Although Brühl studied his character assiduously, there were aspects he was hesitant to probe in his meetings with Lauda, lest the inquiry be too personal. He was surprised, however, with the answer he got when he screwed up the courage to ask Lauda about the fiery crash at Nürburgring. “The interesting thing to me is that he doesn't remember the accident at all,” the actor says. “It's almost supernatural to me, one of the most fascinating aspects of my part, and it's something I can't understand.”
The contrasting appearances between Lauda and Hunt were corollary to the drivers' approaches to their craft. Likewise, Brühl and Hemsworth take different approaches to acting. “We come from completely different directions,” Brühl offers. “I have the highest respect for Chris' work because it's so physical. He plays superheroes; that's a lot of work. I come from a different direction, so the rivalry was believable. But their journey ends with them almost being friends. That worked out perfectly with Chris and me, as we share a sense of humor, laughed a lot and teased each other.” However, the rivalry doesn't end there. “I must say, I find myself rather sexy in the movie,” Brühl laughs. “James was the lady killer, but Niki is quite cool as well.”
Equally so, Hemsworth felt comfortable working with Brühl. “Daniel and I were at similar places in our career,” he explains. “It's still exciting and new to us. We're not jaded by it all. It was a much more organic space to work in. You'd think it would've helped if we didn't get along off set, so we could work that into our roles. But, I find it the opposite. He is hugely talented and committed. It was also nice to have somebody in the same mindset with whom to bounce ideas around.”
The multilingual Brühl is an emerging presence in European cinema and television who received raves for his international breakthrough role in the 2003 Golden Globe-nominated Good Bye, Lenin!. He made his English-speaking film debut in 2004's Ladies in Lavender and came to international attention with his performance of German sniper Frederick Zoller in 2009's Inglourious Basterds.
Producer Brian Grazer felt the two actors' energy on-screen from the first day. He commends: “Chris is a gigantically charismatic, sexy guy who conformed his body to what Hunt looked like. He's magnetic. And Daniel was amazing in Inglourious Basterds. He's an unbelievable actor. It's always challenging to find two people who can compete with one another, who can raise each other's game not only in the film but on the set. These two actors are confident within their art form and were able to challenge each other for their best performance.”

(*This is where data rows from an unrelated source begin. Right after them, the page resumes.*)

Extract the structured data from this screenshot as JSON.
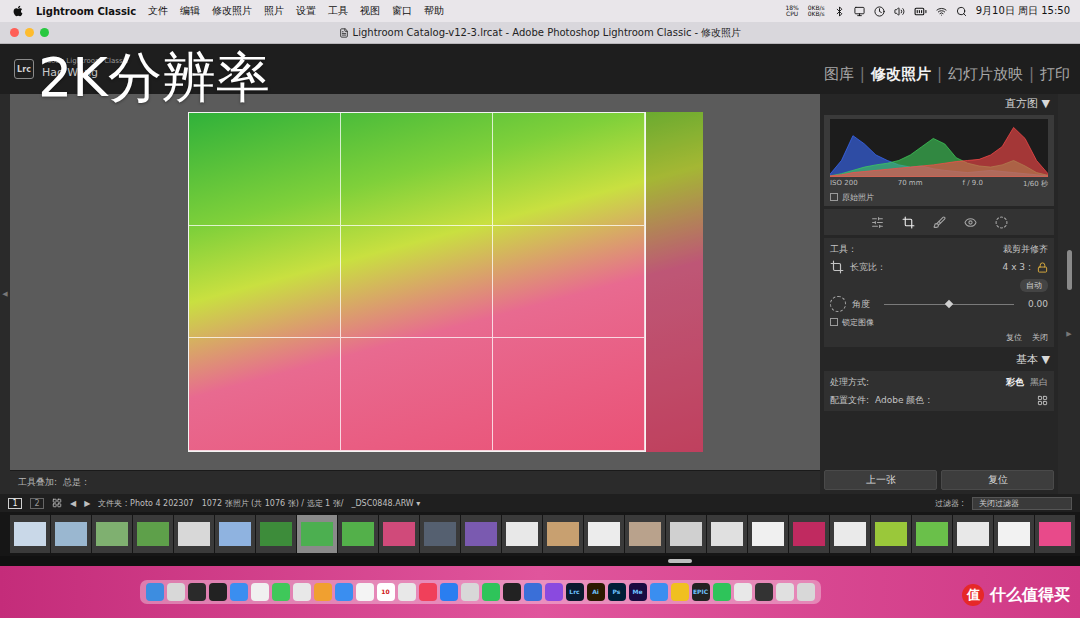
{
  "menubar": {
    "app": "Lightroom Classic",
    "menus": [
      "文件",
      "编辑",
      "修改照片",
      "照片",
      "设置",
      "工具",
      "视图",
      "窗口",
      "帮助"
    ],
    "cpu": {
      "value": "18%",
      "label": "CPU"
    },
    "network": [
      "0KB/s",
      "0KB/s"
    ],
    "clock": "9月10日 周日 15:50"
  },
  "window": {
    "title": "Lightroom Catalog-v12-3.lrcat - Adobe Photoshop Lightroom Classic - 修改照片"
  },
  "identity": {
    "logo": "Lrc",
    "product": "Adobe Lightroom Classic",
    "user": "Hao Wang"
  },
  "modules": [
    {
      "label": "图库",
      "selected": false
    },
    {
      "label": "修改照片",
      "selected": true
    },
    {
      "label": "幻灯片放映",
      "selected": false
    },
    {
      "label": "打印",
      "selected": false
    }
  ],
  "module_separator": "|",
  "edges": {
    "left": "◀",
    "right": "▶"
  },
  "canvas_toolbar": {
    "label": "工具叠加:",
    "value": "总是 :"
  },
  "histogram": {
    "title": "直方图",
    "toggle": "▼",
    "series": [
      {
        "name": "blue",
        "color": "#3a6cff",
        "values": [
          5,
          30,
          75,
          60,
          40,
          30,
          22,
          18,
          20,
          15,
          12,
          10,
          8,
          10,
          12,
          10,
          8,
          6,
          4,
          2
        ]
      },
      {
        "name": "green",
        "color": "#3fd05a",
        "values": [
          2,
          6,
          12,
          18,
          22,
          25,
          30,
          40,
          55,
          70,
          60,
          35,
          25,
          20,
          18,
          22,
          30,
          20,
          8,
          3
        ]
      },
      {
        "name": "red",
        "color": "#ff4a4a",
        "values": [
          2,
          4,
          8,
          10,
          12,
          14,
          16,
          18,
          20,
          22,
          25,
          28,
          30,
          32,
          40,
          55,
          90,
          70,
          30,
          6
        ]
      }
    ],
    "exif": [
      "ISO 200",
      "70 mm",
      "f / 9.0",
      "1/60 秒"
    ],
    "original": {
      "label": "原始照片",
      "checked": false
    }
  },
  "tool_icons": [
    {
      "name": "basic",
      "selected": false
    },
    {
      "name": "crop",
      "selected": true
    },
    {
      "name": "heal",
      "selected": false
    },
    {
      "name": "red-eye",
      "selected": false
    },
    {
      "name": "mask",
      "selected": false
    }
  ],
  "crop": {
    "tool_label": "工具：",
    "tool_value": "裁剪并修齐",
    "aspect_label": "长宽比：",
    "aspect_value": "4 x 3 :",
    "locked": true,
    "auto": "自动",
    "angle_label": "角度",
    "angle_level": 0.5,
    "angle_value": "0.00",
    "lock_image": {
      "label": "锁定图像",
      "checked": false
    },
    "buttons": [
      "复位",
      "关闭"
    ]
  },
  "basic": {
    "title": "基本",
    "toggle": "▼",
    "treatment_label": "处理方式:",
    "treatments": [
      {
        "label": "彩色",
        "selected": true
      },
      {
        "label": "黑白",
        "selected": false
      }
    ],
    "profile_label": "配置文件:",
    "profile_value": "Adobe 颜色 :"
  },
  "panel_buttons": [
    "上一张",
    "复位"
  ],
  "filmbar": {
    "views": [
      {
        "label": "1",
        "selected": true
      },
      {
        "label": "2",
        "selected": false
      }
    ],
    "nav": [
      "◀",
      "▶"
    ],
    "folder": "文件夹 : Photo 4 202307",
    "count": "1072 张照片 (共 1076 张) / 选定 1 张/",
    "file": "_DSC0848.ARW",
    "file_suffix": "▾",
    "filter_label": "过滤器 :",
    "filter_value": "关闭过滤器"
  },
  "thumbnails": [
    {
      "color": "#c9d8e8",
      "selected": false
    },
    {
      "color": "#9ab7d0",
      "selected": false
    },
    {
      "color": "#7fb070",
      "selected": false
    },
    {
      "color": "#5ea04a",
      "selected": false
    },
    {
      "color": "#d8d8d8",
      "selected": false
    },
    {
      "color": "#8fb3e0",
      "selected": false
    },
    {
      "color": "#3d8c3a",
      "selected": false
    },
    {
      "color": "#4caf50",
      "selected": true
    },
    {
      "color": "#53b04a",
      "selected": false
    },
    {
      "color": "#d04a7a",
      "selected": false
    },
    {
      "color": "#556070",
      "selected": false
    },
    {
      "color": "#7a5ab0",
      "selected": false
    },
    {
      "color": "#e8e8e8",
      "selected": false
    },
    {
      "color": "#c8a070",
      "selected": false
    },
    {
      "color": "#ececec",
      "selected": false
    },
    {
      "color": "#b9a28c",
      "selected": false
    },
    {
      "color": "#d0d0d0",
      "selected": false
    },
    {
      "color": "#e0e0e0",
      "selected": false
    },
    {
      "color": "#f0f0f0",
      "selected": false
    },
    {
      "color": "#c02a60",
      "selected": false
    },
    {
      "color": "#eaeaea",
      "selected": false
    },
    {
      "color": "#9ac83a",
      "selected": false
    },
    {
      "color": "#6ac04a",
      "selected": false
    },
    {
      "color": "#e8e8e8",
      "selected": false
    },
    {
      "color": "#f2f2f2",
      "selected": false
    },
    {
      "color": "#e84a8a",
      "selected": false
    }
  ],
  "dock": [
    {
      "color": "#3d8de0",
      "text": ""
    },
    {
      "color": "#d8d8d8",
      "text": ""
    },
    {
      "color": "#2a2a2a",
      "text": ""
    },
    {
      "color": "#222222",
      "text": ""
    },
    {
      "color": "#3a8ef0",
      "text": ""
    },
    {
      "color": "#f0f0f0",
      "text": ""
    },
    {
      "color": "#3fc85a",
      "text": ""
    },
    {
      "color": "#e8e8e8",
      "text": ""
    },
    {
      "color": "#f0a030",
      "text": ""
    },
    {
      "color": "#3a8ef0",
      "text": ""
    },
    {
      "color": "#f4f4f4",
      "text": ""
    },
    {
      "color": "#ffffff",
      "text": "10"
    },
    {
      "color": "#e8e8e8",
      "text": ""
    },
    {
      "color": "#f0405a",
      "text": ""
    },
    {
      "color": "#2a7ef0",
      "text": ""
    },
    {
      "color": "#d8d8d8",
      "text": ""
    },
    {
      "color": "#2ec45a",
      "text": ""
    },
    {
      "color": "#222222",
      "text": ""
    },
    {
      "color": "#3a6fd8",
      "text": ""
    },
    {
      "color": "#8a4adf",
      "text": ""
    },
    {
      "color": "#0a1a2e",
      "text": "Lrc"
    },
    {
      "color": "#2b1a00",
      "text": "Ai"
    },
    {
      "color": "#001e36",
      "text": "Ps"
    },
    {
      "color": "#1a0b40",
      "text": "Me"
    },
    {
      "color": "#3a8ef0",
      "text": ""
    },
    {
      "color": "#f0c020",
      "text": ""
    },
    {
      "color": "#222222",
      "text": "EPIC"
    },
    {
      "color": "#2ec45a",
      "text": ""
    },
    {
      "color": "#e8e8e8",
      "text": ""
    },
    {
      "color": "#333333",
      "text": ""
    },
    {
      "color": "#e0e0e0",
      "text": ""
    },
    {
      "color": "#d8d8d8",
      "text": ""
    }
  ],
  "overlay": {
    "caption": "2K分辨率",
    "watermark": {
      "badge": "值",
      "text": "什么值得买"
    }
  }
}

Also impressed with Hemsworth and Brühl's total immersion into their characters--and their performance in the mandatory Formula 3 preparation course--was ALASTAIR CALDWELL, Hunt's team manager and chief mechanic in 1976, and a technical consultant during filming. “The physicality is almost laughably good,” Caldwell nods. “Chris looks like James. He's the right size, the right coloring. Daniel's even more perfect. His body language, size, everything's almost eerie.”
“RUSH” is released and distributed by Captive Cinema. Showing Nationwide on September 18, 2013.